__Your task__.
Nothing in the data below may be left out; return all of it exactly.

__Material shown__.

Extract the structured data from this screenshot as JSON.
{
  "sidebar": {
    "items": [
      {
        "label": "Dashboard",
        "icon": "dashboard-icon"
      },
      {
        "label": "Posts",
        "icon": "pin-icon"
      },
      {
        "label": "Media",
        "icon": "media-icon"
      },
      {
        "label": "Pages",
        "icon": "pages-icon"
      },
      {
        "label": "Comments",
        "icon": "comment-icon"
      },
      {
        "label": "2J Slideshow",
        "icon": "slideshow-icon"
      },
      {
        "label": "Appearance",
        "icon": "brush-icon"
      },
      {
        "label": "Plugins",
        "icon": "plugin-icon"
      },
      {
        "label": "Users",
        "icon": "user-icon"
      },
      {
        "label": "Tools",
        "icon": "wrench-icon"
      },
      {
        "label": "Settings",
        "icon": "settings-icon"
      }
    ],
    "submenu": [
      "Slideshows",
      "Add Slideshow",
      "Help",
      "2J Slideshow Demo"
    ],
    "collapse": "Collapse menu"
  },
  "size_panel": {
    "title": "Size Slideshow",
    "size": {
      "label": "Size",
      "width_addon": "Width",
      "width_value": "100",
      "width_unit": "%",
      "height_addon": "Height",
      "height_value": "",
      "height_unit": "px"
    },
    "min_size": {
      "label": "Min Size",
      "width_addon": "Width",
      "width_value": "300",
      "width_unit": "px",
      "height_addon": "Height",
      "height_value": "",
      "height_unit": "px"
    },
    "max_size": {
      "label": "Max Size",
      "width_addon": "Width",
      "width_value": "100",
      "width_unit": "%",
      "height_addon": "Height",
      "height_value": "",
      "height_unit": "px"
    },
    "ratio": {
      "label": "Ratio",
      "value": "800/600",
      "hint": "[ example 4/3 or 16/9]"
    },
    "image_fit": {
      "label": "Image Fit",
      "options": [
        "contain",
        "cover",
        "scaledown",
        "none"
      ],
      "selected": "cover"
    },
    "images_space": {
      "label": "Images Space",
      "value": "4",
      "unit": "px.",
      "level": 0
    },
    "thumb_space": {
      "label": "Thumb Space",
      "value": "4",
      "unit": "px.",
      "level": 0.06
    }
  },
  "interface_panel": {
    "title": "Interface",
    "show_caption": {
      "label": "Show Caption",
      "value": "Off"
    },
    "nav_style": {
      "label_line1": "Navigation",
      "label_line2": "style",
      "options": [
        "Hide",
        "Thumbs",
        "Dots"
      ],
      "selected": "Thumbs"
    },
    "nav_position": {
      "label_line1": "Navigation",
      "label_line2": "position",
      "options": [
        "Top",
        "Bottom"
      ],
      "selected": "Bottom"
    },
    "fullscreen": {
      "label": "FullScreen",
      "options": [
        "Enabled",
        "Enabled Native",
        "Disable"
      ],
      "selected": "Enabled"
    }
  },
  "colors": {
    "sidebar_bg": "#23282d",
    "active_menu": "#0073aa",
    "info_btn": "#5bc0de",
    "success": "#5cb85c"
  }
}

__Output of the exercise__.
Extract the structured data from this screenshot as JSON.
{
  "sidebar": {
    "items": [
      {
        "label": "Dashboard",
        "icon": "dashboard-icon"
      },
      {
        "label": "Posts",
        "icon": "pin-icon"
      },
      {
        "label": "Media",
        "icon": "media-icon"
      },
      {
        "label": "Pages",
        "icon": "pages-icon"
      },
      {
        "label": "Comments",
        "icon": "comment-icon"
      },
      {
        "label": "2J Slideshow",
        "icon": "slideshow-icon"
      },
      {
        "label": "Appearance",
        "icon": "brush-icon"
      },
      {
        "label": "Plugins",
        "icon": "plugin-icon"
      },
      {
        "label": "Users",
        "icon": "user-icon"
      },
      {
        "label": "Tools",
        "icon": "wrench-icon"
      },
      {
        "label": "Settings",
        "icon": "settings-icon"
      }
    ],
    "submenu": [
      "Slideshows",
      "Add Slideshow",
      "Help",
      "2J Slideshow Demo"
    ],
    "collapse": "Collapse menu"
  },
  "size_panel": {
    "title": "Size Slideshow",
    "size": {
      "label": "Size",
      "width_addon": "Width",
      "width_value": "100",
      "width_unit": "%",
      "height_addon": "Height",
      "height_value": "",
      "height_unit": "px"
    },
    "min_size": {
      "label": "Min Size",
      "width_addon": "Width",
      "width_value": "300",
      "width_unit": "px",
      "height_addon": "Height",
      "height_value": "",
      "height_unit": "px"
    },
    "max_size": {
      "label": "Max Size",
      "width_addon": "Width",
      "width_value": "100",
      "width_unit": "%",
      "height_addon": "Height",
      "height_value": "",
      "height_unit": "px"
    },
    "ratio": {
      "label": "Ratio",
      "value": "800/600",
      "hint": "[ example 4/3 or 16/9]"
    },
    "image_fit": {
      "label": "Image Fit",
      "options": [
        "contain",
        "cover",
        "scaledown",
        "none"
      ],
      "selected": "cover"
    },
    "images_space": {
      "label": "Images Space",
      "value": "4",
      "unit": "px.",
      "level": 0
    },
    "thumb_space": {
      "label": "Thumb Space",
      "value": "4",
      "unit": "px.",
      "level": 0.06
    }
  },
  "interface_panel": {
    "title": "Interface",
    "show_caption": {
      "label": "Show Caption",
      "value": "Off"
    },
    "nav_style": {
      "label_line1": "Navigation",
      "label_line2": "style",
      "options": [
        "Hide",
        "Thumbs",
        "Dots"
      ],
      "selected": "Thumbs"
    },
    "nav_position": {
      "label_line1": "Navigation",
      "label_line2": "position",
      "options": [
        "Top",
        "Bottom"
      ],
      "selected": "Bottom"
    },
    "fullscreen": {
      "label": "FullScreen",
      "options": [
        "Enabled",
        "Enabled Native",
        "Disable"
      ],
      "selected": "Enabled"
    }
  },
  "colors": {
    "sidebar_bg": "#23282d",
    "active_menu": "#0073aa",
    "info_btn": "#5bc0de",
    "success": "#5cb85c"
  }
}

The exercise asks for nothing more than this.